It’s a horrifying look at the ways in which a kind of eco-romanticism—properly blended with colonial and racial privilege—can end up supporting oppression. He touches on the ways in which we westerners export not just suffering and death, but also denialist modes that just cut genuine activism, and, briefly, kill millions of people. After all, it’s easy to demonize Thabo Mbeki, a man who saw millions of people in his country dying of AIDS and encouraged them to eat more potatoes. It’s harder to see the western denialists standing behind him; harder still to look at the hundreds of thousands of prostitutes killed not just by AIDS or by men but by health policies and social structures that marginalize them, sometimes very, very literally.
This is an extract from
BAD SCIENCE by Ben Goldacre
Published by Harper Perennial 2009.
You are free to copy it, paste it, bake it, reprint it, read it aloud, as long as you don’t change it – including this bit – so that people know that they can find more ideas for free at www.badscience.net
The Doctor Will Sue You Now
This chapter did not appear in the original edition of this book, because for fifteen months leading up to September 2008 the vitamin-pill entrepreneur Matthias Rath was suing me personally, and the Guardian, for libel. This strategy brought only mixed success. For all that nutritionists may fantasise in public that any critic is somehow a pawn of big pharma, in private they would do well to remember that, like many my age who work in the public sector, I don’t own a flat. The Guardian generously paid for the lawyers, and in September 2008 Rath dropped his case, which had cost in excess of £500,000 to defend. Rath has paid £220,000 already, and the rest will hopefully follow. Nobody will ever repay me for the endless meetings, the time off work, or the days spent poring over tables filled with endlessly cross-referenced court documents.

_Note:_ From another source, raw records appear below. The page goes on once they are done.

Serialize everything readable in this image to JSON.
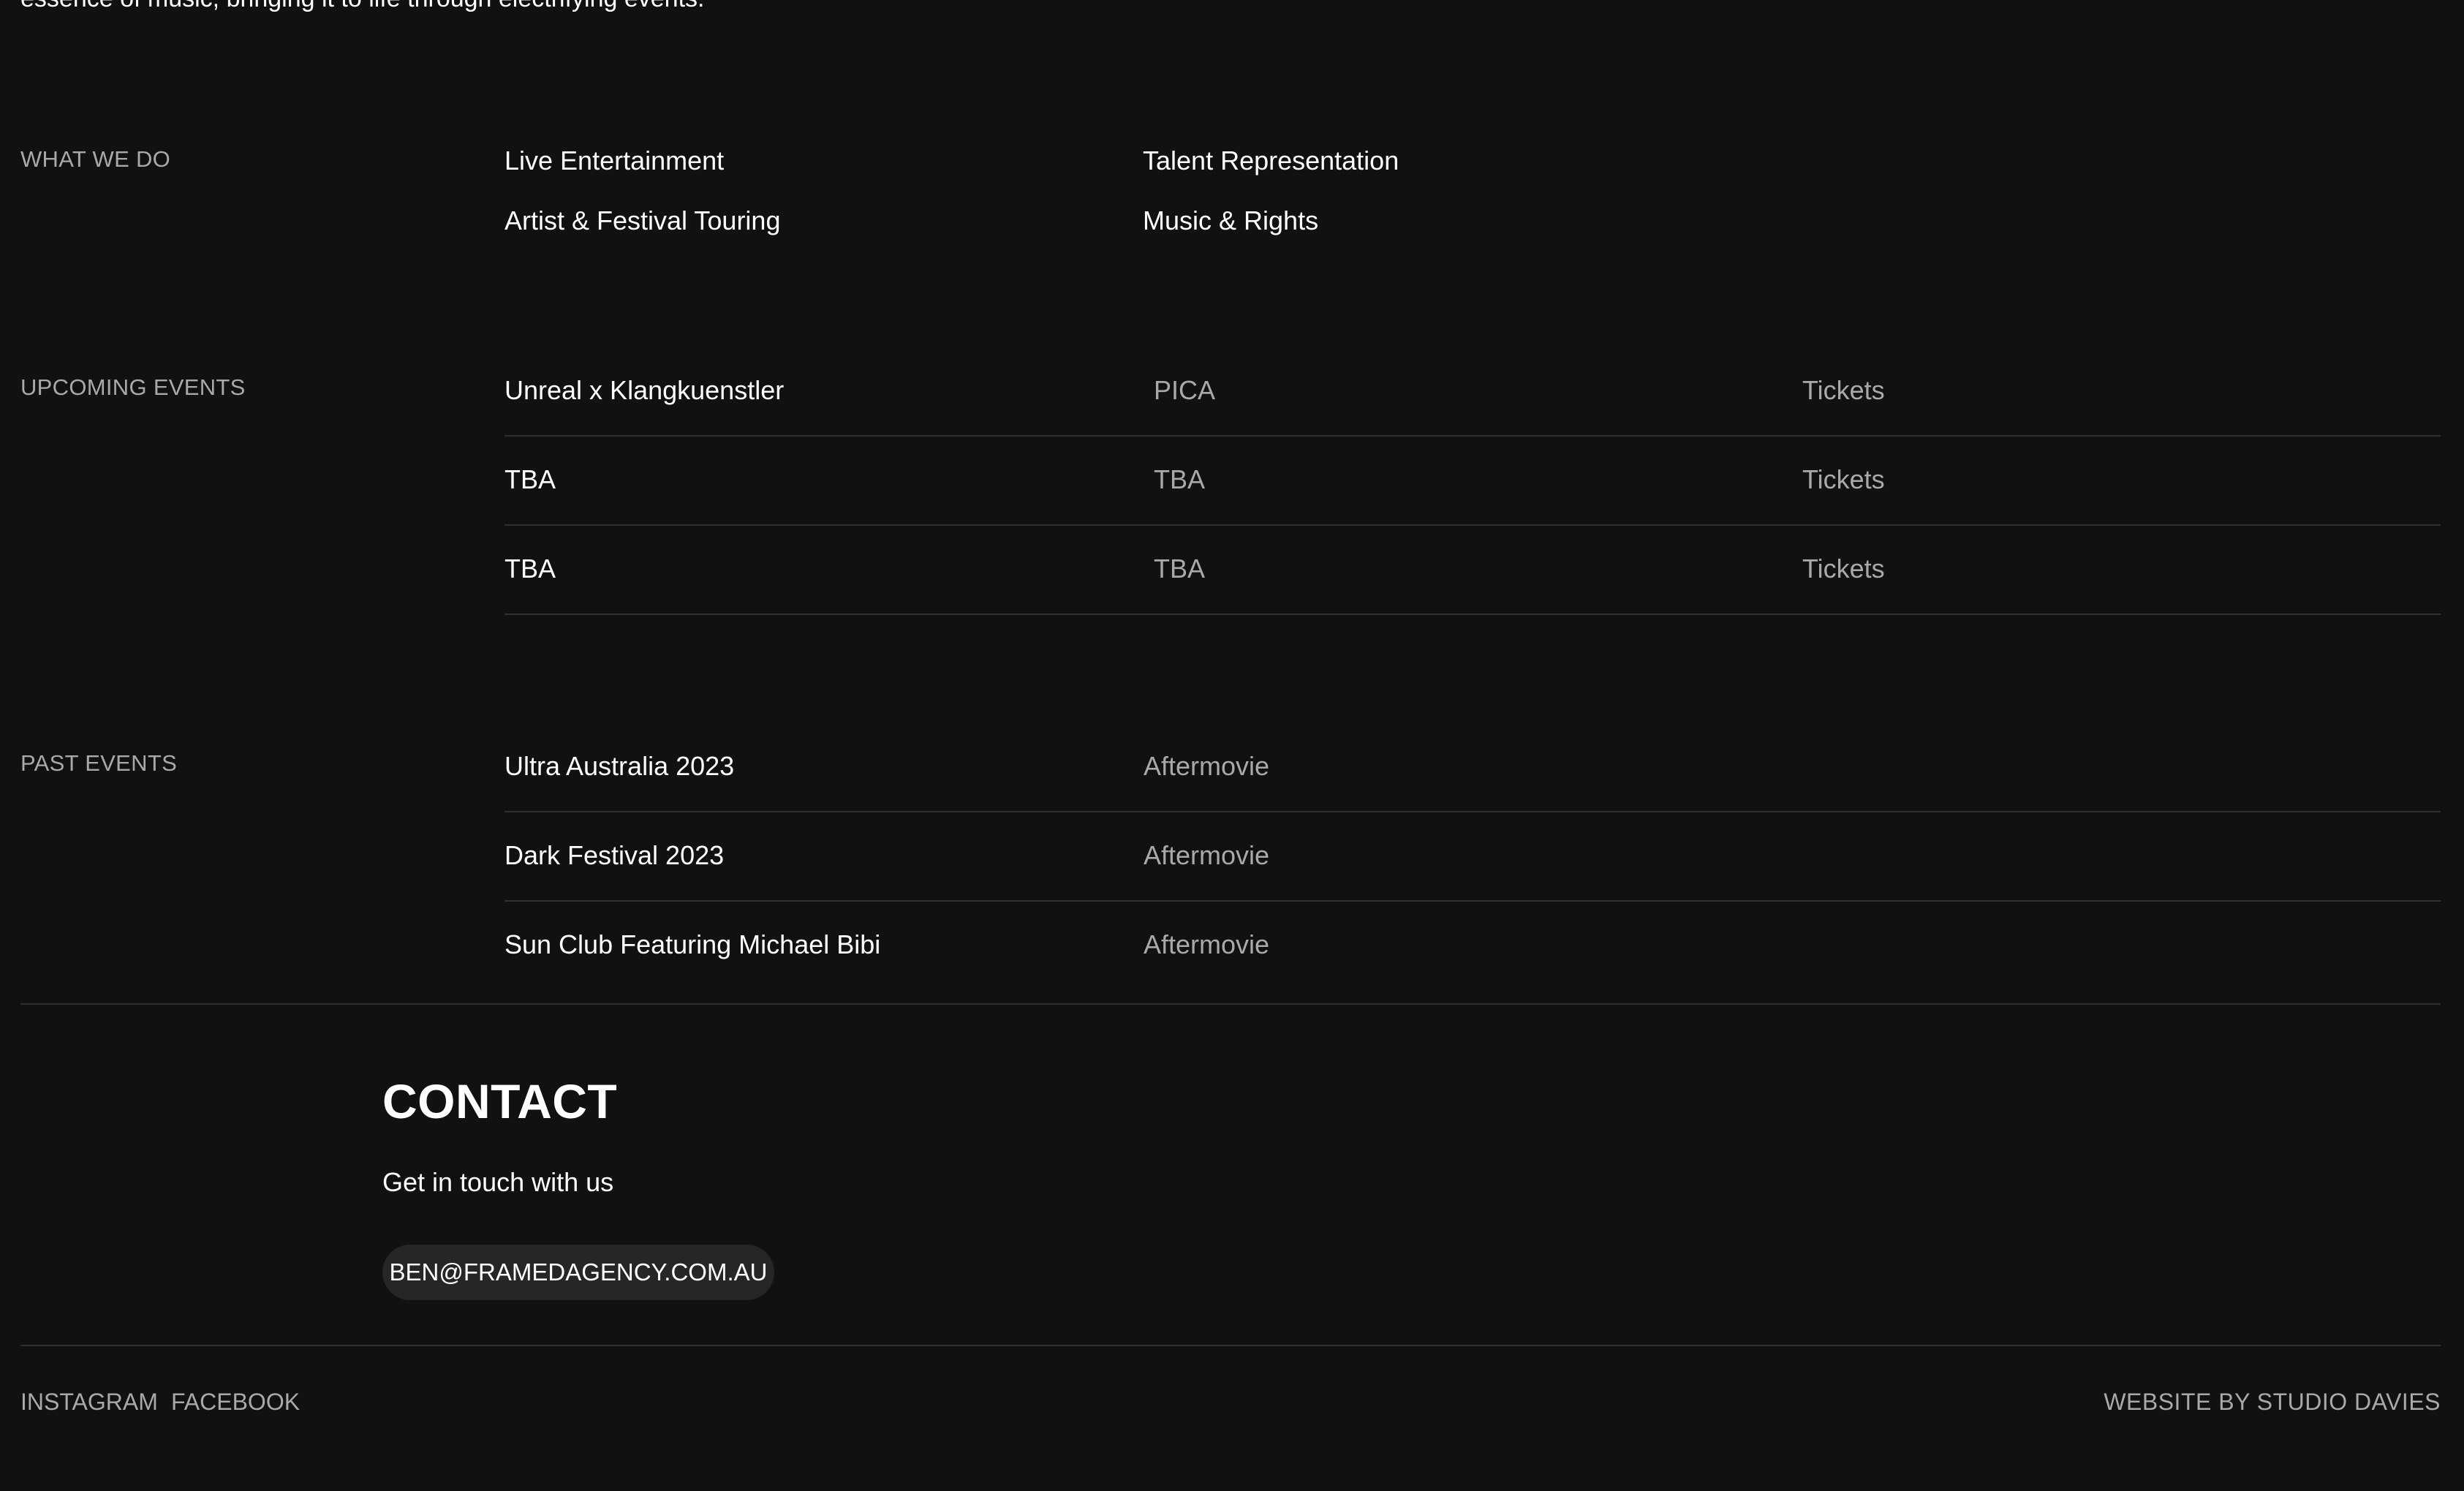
{
  "intro": {
    "text": "essence of music, bringing it to life through electrifying events."
  },
  "what_we_do": {
    "label": "WHAT WE DO",
    "services": [
      "Live Entertainment",
      "Talent Representation",
      "Artist & Festival Touring",
      "Music & Rights"
    ]
  },
  "upcoming_events": {
    "label": "UPCOMING EVENTS",
    "rows": [
      {
        "name": "Unreal x Klangkuenstler",
        "venue": "PICA",
        "link": "Tickets"
      },
      {
        "name": "TBA",
        "venue": "TBA",
        "link": "Tickets"
      },
      {
        "name": "TBA",
        "venue": "TBA",
        "link": "Tickets"
      }
    ]
  },
  "past_events": {
    "label": "PAST EVENTS",
    "rows": [
      {
        "name": "Ultra Australia 2023",
        "link": "Aftermovie"
      },
      {
        "name": "Dark Festival 2023",
        "link": "Aftermovie"
      },
      {
        "name": "Sun Club Featuring Michael Bibi",
        "link": "Aftermovie"
      }
    ]
  },
  "contact": {
    "title": "CONTACT",
    "subtitle": "Get in touch with us",
    "email": "BEN@FRAMEDAGENCY.COM.AU"
  },
  "footer": {
    "links": [
      "INSTAGRAM",
      "FACEBOOK"
    ],
    "credit": "WEBSITE BY STUDIO DAVIES"
  },
  "colors": {
    "background": "#111111",
    "text_primary": "#ffffff",
    "text_secondary": "#a9a9a9",
    "divider": "#2f2f2f",
    "button_bg": "#262626"
  }
}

On this last point there is, however, one small consolation, and I will spell it out as a cautionary tale: I now know more about Matthias Rath than almost any other person alive. My notes, references and witness statements, boxed up in the room where I am sitting right now, make a pile as tall as the man himself, and what I will write here is only a tiny fraction of the fuller story that is waiting to be told about him. This chapter, I should also mention, is available free online for anyone who wishes to see it.
Matthias Rath takes us rudely outside the contained, almost academic distance of this book. For the most part we’ve been interested in the intellectual and cultural consequences of bad science, the made-up facts in national newspapers, dubious academic practices in universities, some foolish pill-peddling, and so on. But what happens if we take these sleights of hand, these pill-marketing techniques, and transplant them out of our decadent Western context into a situation where things really matter?